My “profession” has slowly become the 21st century snake oil sellers. Give a charlatan a slick design, pretty pictures and a “telling it like it is” attitude and watch as they profit on fear and misinformation. The Food Babe is the Fox News of food bloggers and far more bloggers are like her than you think.
Credentials. Sources. Facts. These things matter, not pretty websites.
I often tell people I had Cancer Lite. Gun to your head, you’d probably go with testicular. It’s not that I make light of my experience, as certain aspects of it were hell, but all things considered it was a very treatable form with a very high chance of cure / treatment / remission / whatever the hell I’m in now.
Two weeks ago Steven Brill was a guest on The Daily Show. He’s a journalist who recently wrote a cover story for Time magazine shedding light on the absurd health care costs in our country. My Kindle pegs most articles I read at 15-20 minutes long. This one? Over 90 minutes.
You need to read it. The opening paragraphs details Sean Recchi, a 42-year-old man with non-Hodgkin’s lymphoma who was charged $83,900 for procedures that only cost around $15,000. He paid $1.50 for a single generic Tylenol. It cost him $283 for chest x-rays that Medicare patients get done for $20.44. The list goes on and on (and on and on and on and on.)
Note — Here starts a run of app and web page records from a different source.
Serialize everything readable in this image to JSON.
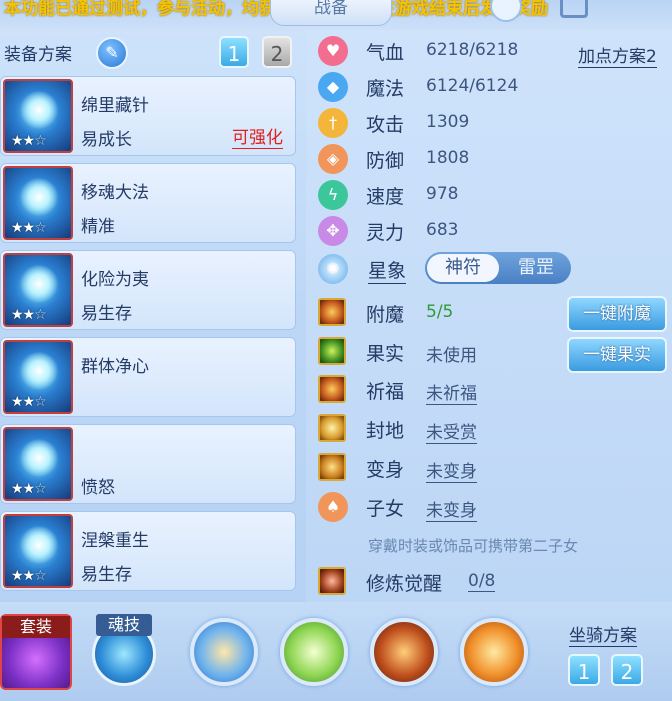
{
  "header": {
    "ticker_text": "本功能已通过测试，参与活动，均获赠精彩新，将在游戏结束后发放奖励",
    "window_title": "战备"
  },
  "left": {
    "title": "装备方案",
    "set_buttons": [
      "1",
      "2"
    ],
    "cards": [
      {
        "name": "绵里藏针",
        "trait": "易成长",
        "enhance": "可强化",
        "stars": "★★☆"
      },
      {
        "name": "移魂大法",
        "trait": "精准",
        "enhance": "",
        "stars": "★★☆"
      },
      {
        "name": "化险为夷",
        "trait": "易生存",
        "enhance": "",
        "stars": "★★☆"
      },
      {
        "name": "群体净心",
        "trait": "",
        "enhance": "",
        "stars": "★★☆"
      },
      {
        "name": "",
        "trait": "愤怒",
        "enhance": "",
        "stars": "★★☆"
      },
      {
        "name": "涅槃重生",
        "trait": "易生存",
        "enhance": "",
        "stars": "★★☆"
      }
    ]
  },
  "stats": {
    "plan_link": "加点方案2",
    "rows": [
      {
        "label": "气血",
        "value": "6218/6218",
        "icon": "heart-icon",
        "color": "#f26d8f"
      },
      {
        "label": "魔法",
        "value": "6124/6124",
        "icon": "droplet-icon",
        "color": "#4aa8f2"
      },
      {
        "label": "攻击",
        "value": "1309",
        "icon": "sword-icon",
        "color": "#f4b63a"
      },
      {
        "label": "防御",
        "value": "1808",
        "icon": "shield-icon",
        "color": "#f2955a"
      },
      {
        "label": "速度",
        "value": "978",
        "icon": "lightning-icon",
        "color": "#3cc79a"
      },
      {
        "label": "灵力",
        "value": "683",
        "icon": "spirit-icon",
        "color": "#c88ae6"
      }
    ],
    "star_label": "星象",
    "star_options": [
      "神符",
      "雷罡"
    ]
  },
  "extras": {
    "rows": [
      {
        "label": "附魔",
        "value": "5/5"
      },
      {
        "label": "果实",
        "value": "未使用"
      },
      {
        "label": "祈福",
        "value": "未祈福"
      },
      {
        "label": "封地",
        "value": "未受赏"
      },
      {
        "label": "变身",
        "value": "未变身"
      },
      {
        "label": "子女",
        "value": "未变身"
      }
    ],
    "btn_enchant": "一键附魔",
    "btn_fruit": "一键果实",
    "hint": "穿戴时装或饰品可携带第二子女",
    "awaken_label": "修炼觉醒",
    "awaken_value": "0/8"
  },
  "bottom": {
    "outfit_label": "套装",
    "soul_label": "魂技",
    "mount_plan_label": "坐骑方案",
    "mount_sets": [
      "1",
      "2"
    ]
  }
}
The article got me thinking about my own foray into the health care industry. To be completely fair, I had health insurance that didn’t try to screw me, by which I mean they upheld the agreement we made when I read the fine print and signed on the dotted line in 2009. Maybe I lucked out and got one of the good ones, maybe my insanely high yearly deductible was enough to satisfy them, or maybe it’s because they were happy to have an excuse to jack my premiums every year since (which they have.)
In 2010 I discovered the lump, had outpatient surgery to remove it, and there were a few doctor visits before and after both events. In 2011 I had monthly checkups, each taking around 15 minutes of “doctor time,” in addition to standard monthly blood tests, quarterly chest x-rays, and a few CT scans. Those led to discovering the tumors, which led to thirteen weeks of chemotherapy. Although if I recall correctly, I was only in the hospital for a total of 22 sessions, ranging from four to six hours each. In 2012 I was back to periodic exams and basic tests. The cost? Just over $75,000. And it’s not over yet.
Remember, this is Cancer Lite we’re talking about here. It wasn’t non-Hodgkin’s lymphoma or even stage III testicular cancer. Had I not had health insurance, I might not be bankrupt, but I’d be seriously fucked financially.
The quality of health care in this country is outstanding. I’m a living testament to it and not many people are trying to argue otherwise. But the health care industry? It’s fucked. It’s beyond fucked. There’s a reason every other industrialized nation in the world, and even half of the third world countries like Cuba, look at what we’ve set up here in the states and shake their heads.
Now how about we do something about it?
Aaaaaand that’s a burn.
Here’s a surprisingly compelling mini-documentary. Seven strangers each have five minutes in an fMRI machine to “love someone as hard as they can.” The winner is the one who can generate the greatest level of activity in the regions of the brain associated with love.